expert opinion that does not comply with the Federal Rules of
Evidence. Fed.R.Evid. 702. Plaintiff does not request an
extension of the deadline to file expert reports nor does she
request more time in responding to Defendant's Pending
Motion for Summary Judgment to provide a proper expert
opinion. The Court cannot comply with this request without
rewriting the rules of evidence. If it were simply a failure
to provide timely disclosures, there are circumstances where
excluding an expert opinion may be too severe. However, the
opinion failed to meet the basic requirement for an expert
opinion under Federal Rule of Evidence 702 and the Court
cannot simply bend the rules of evidence and ignore Supreme
Court case law to avoid the consequences of failing to
introduce competent evidence. It is beyond dispute that
unexplained expert opinions are not admissible under Federal
Rule of Evidence 702 and Plaintiff concedes such.
Plaintiff has provided a supplemental declaration from Dr.
Sonett addressing the contentions of Defendant's expert
witness. See ECF No. 94-1. However, as discussed
more below, the supplemental declaration suffers from the
exact issues raised by the Court in excluding the first
declaration: the expert opinion delves into the merits of the
VA's decision not to place Mr. Port on the transplant
list based on his BMI and otherwise proffers conclusions
without any substantive explanation.
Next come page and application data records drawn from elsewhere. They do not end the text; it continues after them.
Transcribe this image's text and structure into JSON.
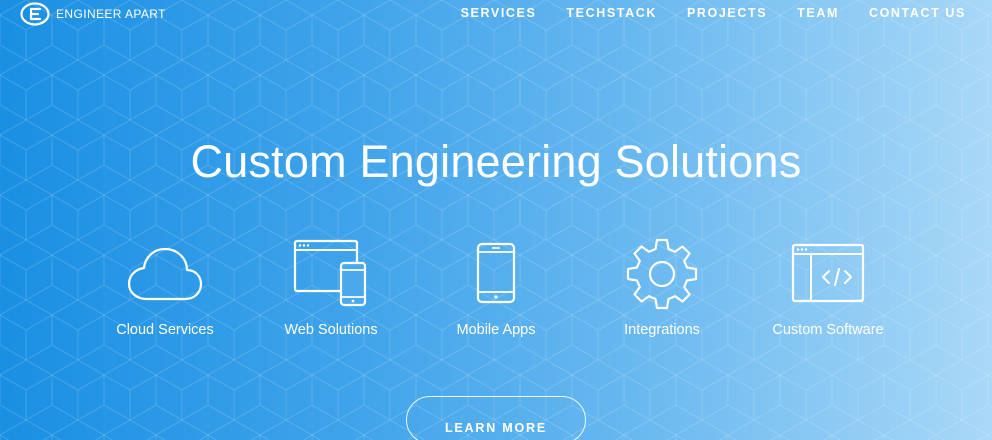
{
  "brand": {
    "name": "ENGINEER APART",
    "logo_icon": "e-circle-logo-icon"
  },
  "nav": {
    "items": [
      {
        "label": "SERVICES"
      },
      {
        "label": "TECHSTACK"
      },
      {
        "label": "PROJECTS"
      },
      {
        "label": "TEAM"
      },
      {
        "label": "CONTACT US"
      }
    ]
  },
  "hero": {
    "title": "Custom Engineering Solutions",
    "cta_label": "LEARN MORE"
  },
  "services": [
    {
      "label": "Cloud Services",
      "icon": "cloud-icon"
    },
    {
      "label": "Web Solutions",
      "icon": "browser-and-phone-icon"
    },
    {
      "label": "Mobile Apps",
      "icon": "smartphone-icon"
    },
    {
      "label": "Integrations",
      "icon": "gear-icon"
    },
    {
      "label": "Custom Software",
      "icon": "code-window-icon"
    }
  ],
  "colors": {
    "gradient_start": "#1a8fe3",
    "gradient_end": "#a9d8f7",
    "text": "#ffffff"
  }
}
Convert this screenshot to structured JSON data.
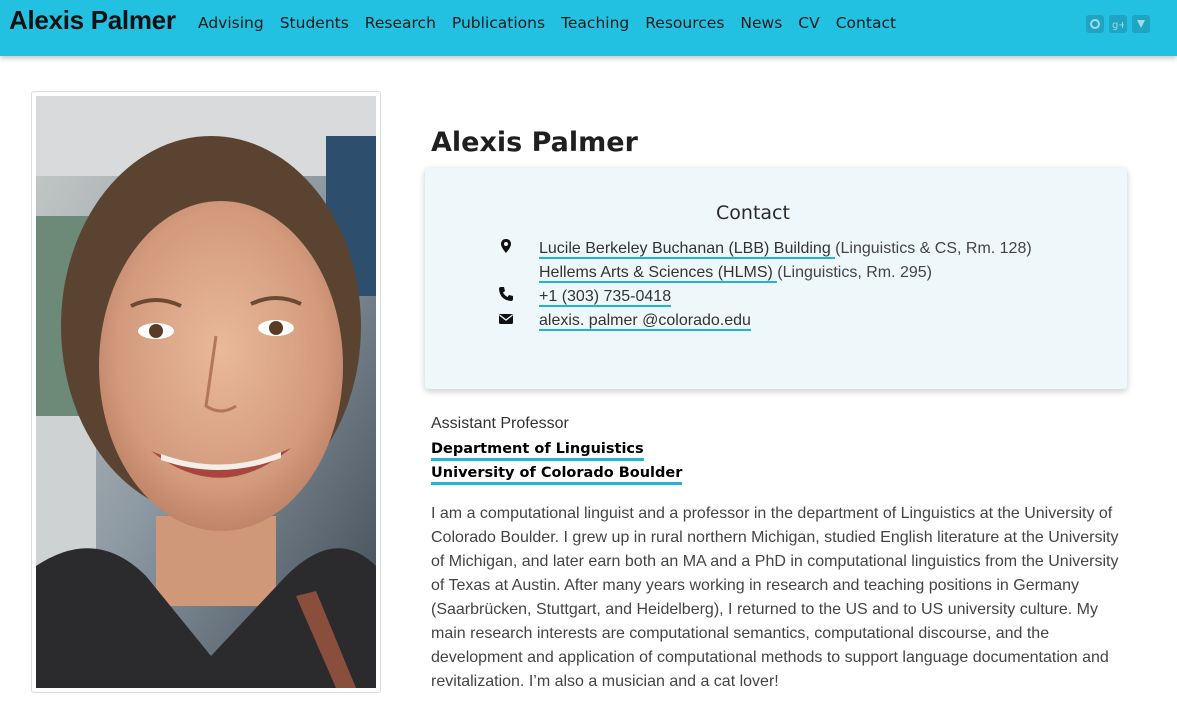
{
  "site": {
    "title": "Alexis Palmer"
  },
  "nav": {
    "items": [
      "Advising",
      "Students",
      "Research",
      "Publications",
      "Teaching",
      "Resources",
      "News",
      "CV",
      "Contact"
    ]
  },
  "social": {
    "icons": [
      "github-icon",
      "google-plus-icon",
      "gravatar-icon"
    ]
  },
  "profile": {
    "name": "Alexis Palmer",
    "photo_alt": "portrait photo"
  },
  "contact": {
    "title": "Contact",
    "building1_link": "Lucile Berkeley Buchanan (LBB) Building ",
    "building1_note": "(Linguistics & CS, Rm. 128)",
    "building2_link": "Hellems Arts & Sciences (HLMS) ",
    "building2_note": "(Linguistics, Rm. 295)",
    "phone": "+1 (303) 735-0418",
    "email": "alexis. palmer @colorado.edu"
  },
  "affiliation": {
    "role": "Assistant Professor",
    "department": "Department of Linguistics",
    "university": "University of Colorado Boulder"
  },
  "bio": {
    "text": "I am a computational linguist and a professor in the department of Linguistics at the University of Colorado Boulder. I grew up in rural northern Michigan, studied English literature at the University of Michigan, and later earn both an MA and a PhD in computational linguistics from the University of Texas at Austin. After many years working in research and teaching positions in Germany (Saarbrücken, Stuttgart, and Heidelberg), I returned to the US and to US university culture. My main research interests are computational semantics, computational discourse, and the development and application of computational methods to support language documentation and revitalization. I’m also a musician and a cat lover!"
  },
  "colors": {
    "topbar": "#22c1e2",
    "link_underline": "#22b4d6",
    "card_bg": "#eef8fb"
  }
}
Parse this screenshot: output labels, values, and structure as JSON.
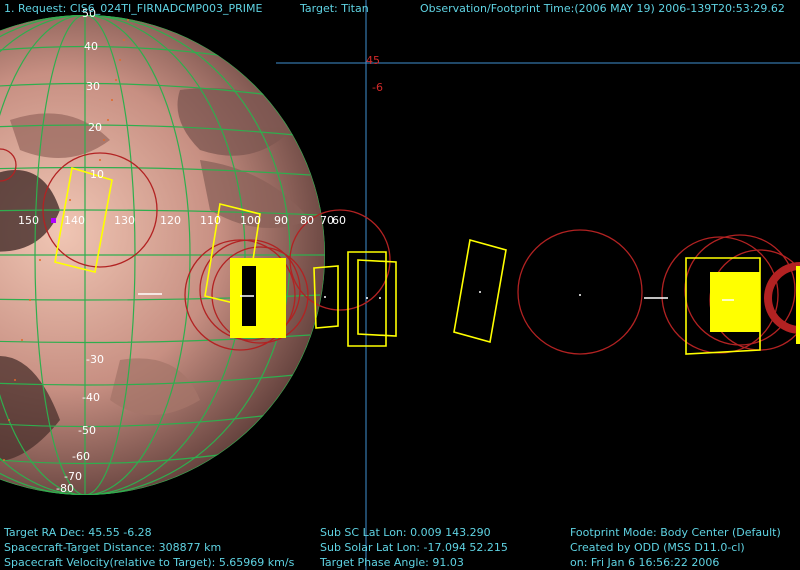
{
  "header": {
    "request": "1. Request: CIS6_024TI_FIRNADCMP003_PRIME",
    "target": "Target: Titan",
    "time": "Observation/Footprint Time:(2006 MAY 19) 2006-139T20:53:29.62"
  },
  "crosshair": {
    "lat_label": "45",
    "dec_label": "-6"
  },
  "grid": {
    "lat_labels": [
      "50",
      "40",
      "30",
      "20",
      "10",
      "-30",
      "-40",
      "-50",
      "-60",
      "-70",
      "-80"
    ],
    "lon_labels": [
      "150",
      "140",
      "130",
      "120",
      "110",
      "100",
      "90",
      "80",
      "70",
      "60"
    ]
  },
  "footer": {
    "col1": [
      "Target RA  Dec: 45.55   -6.28",
      "Spacecraft-Target Distance:   308877 km",
      "Spacecraft Velocity(relative to Target): 5.65969 km/s"
    ],
    "col2": [
      "Sub SC Lat Lon:  0.009  143.290",
      "Sub Solar Lat Lon: -17.094  52.215",
      "Target Phase Angle: 91.03"
    ],
    "col3": [
      "Footprint Mode: Body Center (Default)",
      "Created by ODD (MSS D11.0-cl)",
      "on: Fri Jan  6 16:56:22 2006"
    ]
  },
  "colors": {
    "text": "#5fd3e3",
    "grid": "#2fae4e",
    "footprint_rect": "#ffff00",
    "footprint_circle": "#b22222",
    "crosshair": "#3f8fd0"
  }
}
Plaintiff has
effectively been given a second bite of the apple and still
comes up short.
worth mentioning that, in the Motion for Reconsideration,
Plaintiff opines that her claims may have been misconstrued.
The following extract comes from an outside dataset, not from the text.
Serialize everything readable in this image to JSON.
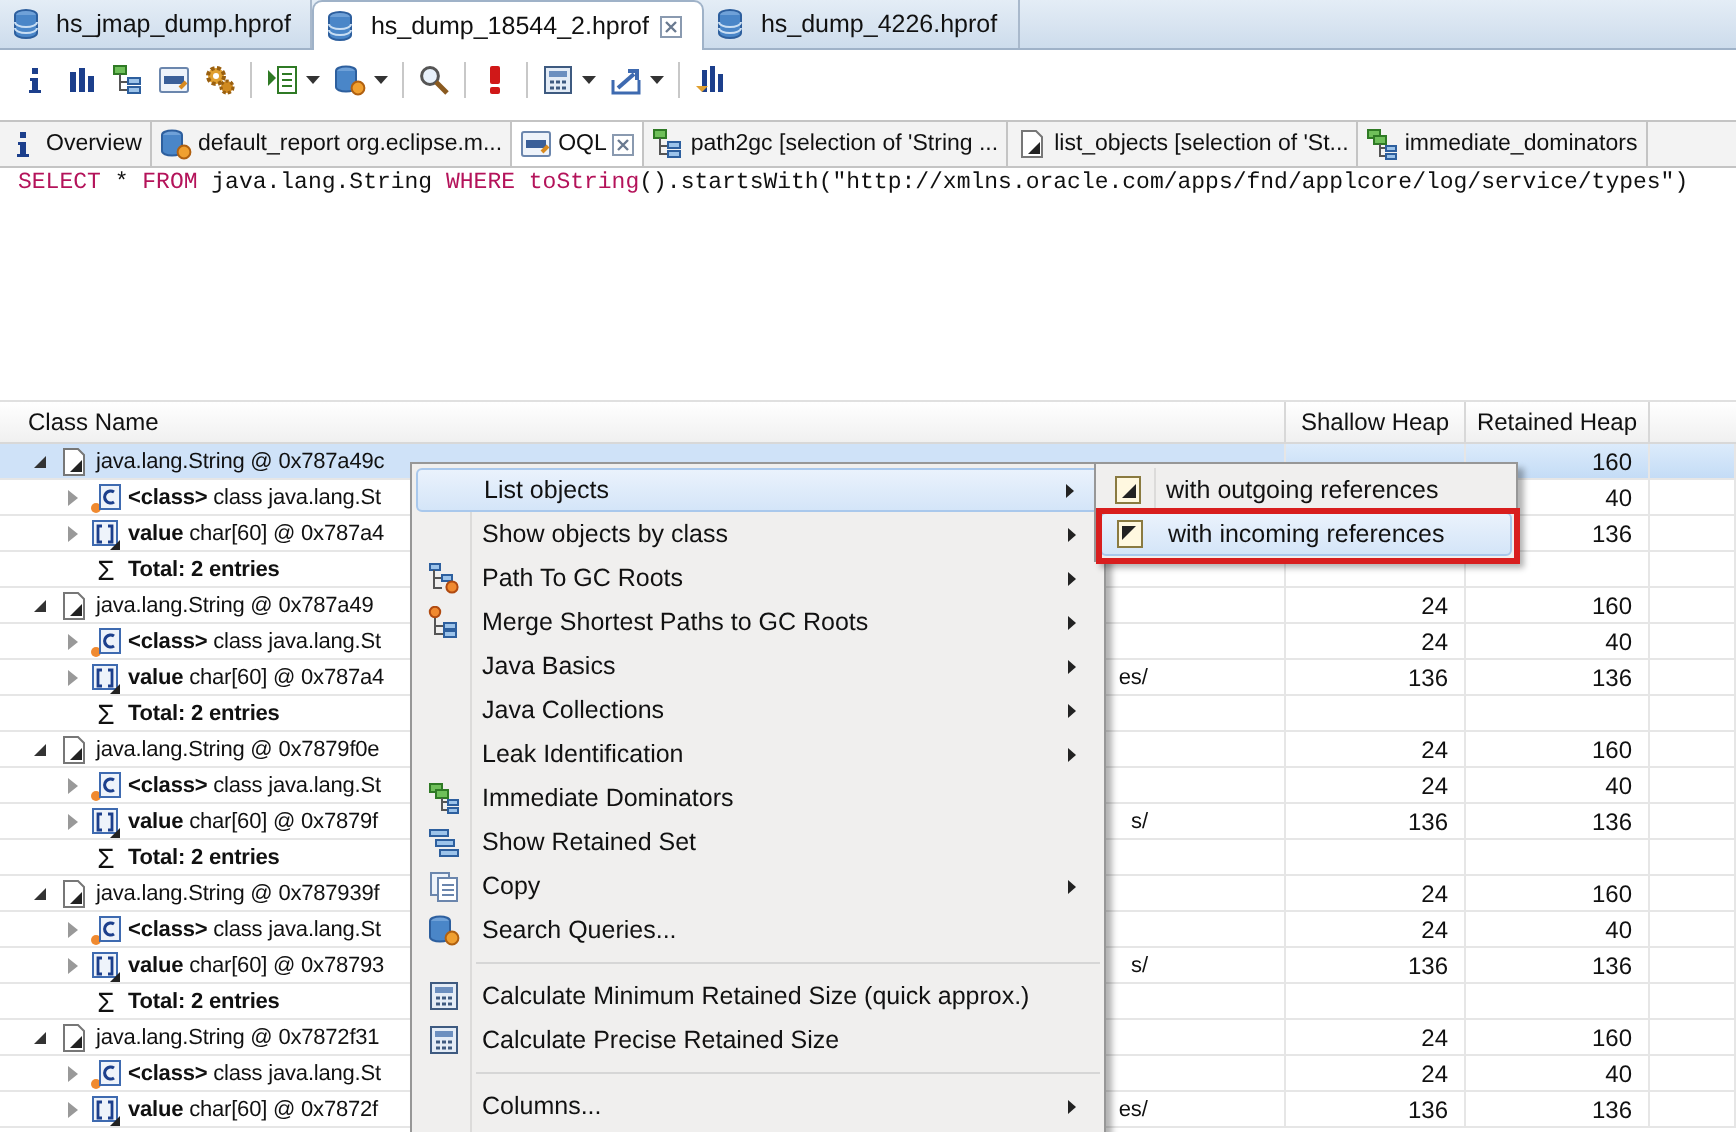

Plaintiff states: “Plaintiff maintains again that
expert Dr. Sonett's opinion of Mr. Port not being timely
placed on a transplant list has nothing to do with a benefits
determination.” ECF No. 93 at 7. Plaintiff is correct
that the issue of timeliness in detecting Mr. Port's
condition (at issue here) is separate from the issue of
whether the VA properly excluded Mr. Port from the transplant
list (an issue not subject to review). However, in his
declaration, Dr. Sonnet did not directly opine that the VA
should have detected Mr. Port's pulmonary fibrosis at an
earlier time, but rather spends most of the time arguing the
merits of a decision to exclude Mr. Port from the list based
on a BMI above 30, which clearly goes to whether the VA
properly excluded Mr. Port from the transplant list.
See ECF No. 71-2; see also ECF No. 93 at 7
(arguing the national “standard of care for putting
patients on the transplant list does not exclude them if
their BMI is over 30”).
Motion for Reconsideration (ECF No. 93) is therefore
FOR SUMMARY JUDGMENT
Standard of Review
movant is entitled to summary judgment if “there is no
genuine dispute as to any material fact and that the movant
is entitled to judgment as a matter of law.”
Fed.R.Civ.P. 56(a). A fact is “material” if it
might affect the outcome of the suit under the governing law.
Anderson v. Liberty Lobby, Inc., 477 U.S. 242, 248
(1986). An issue is “genuine” where the evidence
is such that a reasonable jury could find in favor of the
non-moving party. Id. The moving party bears the
“burden of establishing the nonexistence of a
‘genuine issue.'” Celotex Corp. v.
Catrett, 477 U.S. 317, 330 (1986). “This burden
has two distinct components: an initial burden of production,
which shifts to the nonmoving party if satisfied by the
moving party; and an ultimate burden of persuasion, which
always remains on the moving party.” Id.
Rule 56(c), the parties must support assertions by:
“citing to particular parts of materials in the
record” or “showing that the materials cited do
not establish the absence or presence of a genuine dispute,
or that an adverse party cannot produce admissible evidence
to support the fact.” Only admissible evidence may be
considered. Orr v. Bank of America, NT & SA, 285
F.3d 764 (9th Cir. 2002). The nonmoving party may not defeat
a properly supported motion with mere allegations or denials
in the pleadings. Liberty Lobby, 477 U.S.
at 248. The “evidence of the non-movant is to be
believed, and all justifiable inferences are to be ...